* [Work request]: Start at the first record below and retype through the last, exactly.

___ Records for processing

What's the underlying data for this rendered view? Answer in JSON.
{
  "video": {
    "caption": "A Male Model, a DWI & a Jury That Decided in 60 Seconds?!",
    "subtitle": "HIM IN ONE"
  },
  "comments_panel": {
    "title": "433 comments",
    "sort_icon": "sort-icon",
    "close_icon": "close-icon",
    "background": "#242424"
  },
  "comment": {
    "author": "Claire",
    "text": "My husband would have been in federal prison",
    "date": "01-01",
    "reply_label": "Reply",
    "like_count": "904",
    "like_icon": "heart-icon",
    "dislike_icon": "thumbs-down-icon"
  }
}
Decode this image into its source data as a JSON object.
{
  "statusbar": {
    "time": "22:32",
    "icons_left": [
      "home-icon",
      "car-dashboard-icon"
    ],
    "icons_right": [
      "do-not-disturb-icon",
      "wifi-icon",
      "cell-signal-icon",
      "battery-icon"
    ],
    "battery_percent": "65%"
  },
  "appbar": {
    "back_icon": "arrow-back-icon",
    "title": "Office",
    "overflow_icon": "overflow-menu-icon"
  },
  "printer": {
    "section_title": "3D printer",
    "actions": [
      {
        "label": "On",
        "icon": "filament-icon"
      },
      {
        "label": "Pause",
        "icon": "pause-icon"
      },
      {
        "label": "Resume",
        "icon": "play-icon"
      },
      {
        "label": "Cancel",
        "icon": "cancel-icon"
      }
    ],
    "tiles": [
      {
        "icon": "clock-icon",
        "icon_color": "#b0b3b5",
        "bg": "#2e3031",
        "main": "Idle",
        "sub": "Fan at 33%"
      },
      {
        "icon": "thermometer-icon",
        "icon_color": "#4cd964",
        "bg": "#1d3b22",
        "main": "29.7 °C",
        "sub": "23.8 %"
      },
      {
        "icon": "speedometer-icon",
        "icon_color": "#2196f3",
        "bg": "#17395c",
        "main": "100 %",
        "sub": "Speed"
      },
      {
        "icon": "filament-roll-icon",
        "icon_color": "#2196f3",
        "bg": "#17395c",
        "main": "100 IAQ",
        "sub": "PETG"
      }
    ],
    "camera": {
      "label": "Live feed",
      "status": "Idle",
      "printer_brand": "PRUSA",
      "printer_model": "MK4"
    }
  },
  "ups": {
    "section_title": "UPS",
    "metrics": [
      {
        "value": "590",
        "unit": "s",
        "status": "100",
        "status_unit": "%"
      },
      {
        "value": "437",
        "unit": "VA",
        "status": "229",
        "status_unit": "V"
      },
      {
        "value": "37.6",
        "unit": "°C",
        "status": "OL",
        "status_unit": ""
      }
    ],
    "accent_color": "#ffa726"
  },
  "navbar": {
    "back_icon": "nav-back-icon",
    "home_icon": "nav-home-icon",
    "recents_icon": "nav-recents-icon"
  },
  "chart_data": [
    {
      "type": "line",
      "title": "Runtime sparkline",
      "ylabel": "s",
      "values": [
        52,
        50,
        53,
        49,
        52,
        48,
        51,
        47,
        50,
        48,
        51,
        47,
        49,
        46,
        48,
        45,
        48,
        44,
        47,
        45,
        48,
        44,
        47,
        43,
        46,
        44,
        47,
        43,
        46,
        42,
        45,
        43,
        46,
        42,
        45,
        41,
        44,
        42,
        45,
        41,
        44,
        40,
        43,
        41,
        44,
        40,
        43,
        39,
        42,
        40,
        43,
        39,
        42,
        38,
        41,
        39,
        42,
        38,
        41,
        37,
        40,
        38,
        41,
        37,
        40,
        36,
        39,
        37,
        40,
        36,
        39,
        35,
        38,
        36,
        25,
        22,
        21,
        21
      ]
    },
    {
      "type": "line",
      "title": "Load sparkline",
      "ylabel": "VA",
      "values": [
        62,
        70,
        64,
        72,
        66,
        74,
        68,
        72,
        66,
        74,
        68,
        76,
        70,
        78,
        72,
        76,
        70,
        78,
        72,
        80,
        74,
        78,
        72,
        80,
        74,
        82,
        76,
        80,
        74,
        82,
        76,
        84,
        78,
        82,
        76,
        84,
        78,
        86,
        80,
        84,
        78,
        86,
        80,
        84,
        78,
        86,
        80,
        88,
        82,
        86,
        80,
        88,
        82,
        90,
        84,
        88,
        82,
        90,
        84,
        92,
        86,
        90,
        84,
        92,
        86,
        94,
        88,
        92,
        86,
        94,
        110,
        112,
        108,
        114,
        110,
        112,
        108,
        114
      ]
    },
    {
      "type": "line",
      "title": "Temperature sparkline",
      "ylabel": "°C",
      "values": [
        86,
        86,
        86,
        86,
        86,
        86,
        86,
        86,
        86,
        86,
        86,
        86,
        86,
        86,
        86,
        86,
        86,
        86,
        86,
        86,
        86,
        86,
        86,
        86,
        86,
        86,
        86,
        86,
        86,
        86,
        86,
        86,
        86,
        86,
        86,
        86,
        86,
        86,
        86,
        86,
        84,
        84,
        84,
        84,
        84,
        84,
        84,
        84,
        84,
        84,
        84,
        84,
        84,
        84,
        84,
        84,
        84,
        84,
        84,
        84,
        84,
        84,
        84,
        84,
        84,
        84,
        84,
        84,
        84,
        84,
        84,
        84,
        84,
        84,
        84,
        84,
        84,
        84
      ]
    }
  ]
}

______

* [Answer section]:
What's the underlying data for this rendered view? Answer in JSON.
{
  "video": {
    "caption": "A Male Model, a DWI & a Jury That Decided in 60 Seconds?!",
    "subtitle": "HIM IN ONE"
  },
  "comments_panel": {
    "title": "433 comments",
    "sort_icon": "sort-icon",
    "close_icon": "close-icon",
    "background": "#242424"
  },
  "comment": {
    "author": "Claire",
    "text": "My husband would have been in federal prison",
    "date": "01-01",
    "reply_label": "Reply",
    "like_count": "904",
    "like_icon": "heart-icon",
    "dislike_icon": "thumbs-down-icon"
  }
}
Decode this image into its source data as a JSON object.
{
  "statusbar": {
    "time": "22:32",
    "icons_left": [
      "home-icon",
      "car-dashboard-icon"
    ],
    "icons_right": [
      "do-not-disturb-icon",
      "wifi-icon",
      "cell-signal-icon",
      "battery-icon"
    ],
    "battery_percent": "65%"
  },
  "appbar": {
    "back_icon": "arrow-back-icon",
    "title": "Office",
    "overflow_icon": "overflow-menu-icon"
  },
  "printer": {
    "section_title": "3D printer",
    "actions": [
      {
        "label": "On",
        "icon": "filament-icon"
      },
      {
        "label": "Pause",
        "icon": "pause-icon"
      },
      {
        "label": "Resume",
        "icon": "play-icon"
      },
      {
        "label": "Cancel",
        "icon": "cancel-icon"
      }
    ],
    "tiles": [
      {
        "icon": "clock-icon",
        "icon_color": "#b0b3b5",
        "bg": "#2e3031",
        "main": "Idle",
        "sub": "Fan at 33%"
      },
      {
        "icon": "thermometer-icon",
        "icon_color": "#4cd964",
        "bg": "#1d3b22",
        "main": "29.7 °C",
        "sub": "23.8 %"
      },
      {
        "icon": "speedometer-icon",
        "icon_color": "#2196f3",
        "bg": "#17395c",
        "main": "100 %",
        "sub": "Speed"
      },
      {
        "icon": "filament-roll-icon",
        "icon_color": "#2196f3",
        "bg": "#17395c",
        "main": "100 IAQ",
        "sub": "PETG"
      }
    ],
    "camera": {
      "label": "Live feed",
      "status": "Idle",
      "printer_brand": "PRUSA",
      "printer_model": "MK4"
    }
  },
  "ups": {
    "section_title": "UPS",
    "metrics": [
      {
        "value": "590",
        "unit": "s",
        "status": "100",
        "status_unit": "%"
      },
      {
        "value": "437",
        "unit": "VA",
        "status": "229",
        "status_unit": "V"
      },
      {
        "value": "37.6",
        "unit": "°C",
        "status": "OL",
        "status_unit": ""
      }
    ],
    "accent_color": "#ffa726"
  },
  "navbar": {
    "back_icon": "nav-back-icon",
    "home_icon": "nav-home-icon",
    "recents_icon": "nav-recents-icon"
  },
  "chart_data": [
    {
      "type": "line",
      "title": "Runtime sparkline",
      "ylabel": "s",
      "values": [
        52,
        50,
        53,
        49,
        52,
        48,
        51,
        47,
        50,
        48,
        51,
        47,
        49,
        46,
        48,
        45,
        48,
        44,
        47,
        45,
        48,
        44,
        47,
        43,
        46,
        44,
        47,
        43,
        46,
        42,
        45,
        43,
        46,
        42,
        45,
        41,
        44,
        42,
        45,
        41,
        44,
        40,
        43,
        41,
        44,
        40,
        43,
        39,
        42,
        40,
        43,
        39,
        42,
        38,
        41,
        39,
        42,
        38,
        41,
        37,
        40,
        38,
        41,
        37,
        40,
        36,
        39,
        37,
        40,
        36,
        39,
        35,
        38,
        36,
        25,
        22,
        21,
        21
      ]
    },
    {
      "type": "line",
      "title": "Load sparkline",
      "ylabel": "VA",
      "values": [
        62,
        70,
        64,
        72,
        66,
        74,
        68,
        72,
        66,
        74,
        68,
        76,
        70,
        78,
        72,
        76,
        70,
        78,
        72,
        80,
        74,
        78,
        72,
        80,
        74,
        82,
        76,
        80,
        74,
        82,
        76,
        84,
        78,
        82,
        76,
        84,
        78,
        86,
        80,
        84,
        78,
        86,
        80,
        84,
        78,
        86,
        80,
        88,
        82,
        86,
        80,
        88,
        82,
        90,
        84,
        88,
        82,
        90,
        84,
        92,
        86,
        90,
        84,
        92,
        86,
        94,
        88,
        92,
        86,
        94,
        110,
        112,
        108,
        114,
        110,
        112,
        108,
        114
      ]
    },
    {
      "type": "line",
      "title": "Temperature sparkline",
      "ylabel": "°C",
      "values": [
        86,
        86,
        86,
        86,
        86,
        86,
        86,
        86,
        86,
        86,
        86,
        86,
        86,
        86,
        86,
        86,
        86,
        86,
        86,
        86,
        86,
        86,
        86,
        86,
        86,
        86,
        86,
        86,
        86,
        86,
        86,
        86,
        86,
        86,
        86,
        86,
        86,
        86,
        86,
        86,
        84,
        84,
        84,
        84,
        84,
        84,
        84,
        84,
        84,
        84,
        84,
        84,
        84,
        84,
        84,
        84,
        84,
        84,
        84,
        84,
        84,
        84,
        84,
        84,
        84,
        84,
        84,
        84,
        84,
        84,
        84,
        84,
        84,
        84,
        84,
        84,
        84,
        84
      ]
    }
  ]
}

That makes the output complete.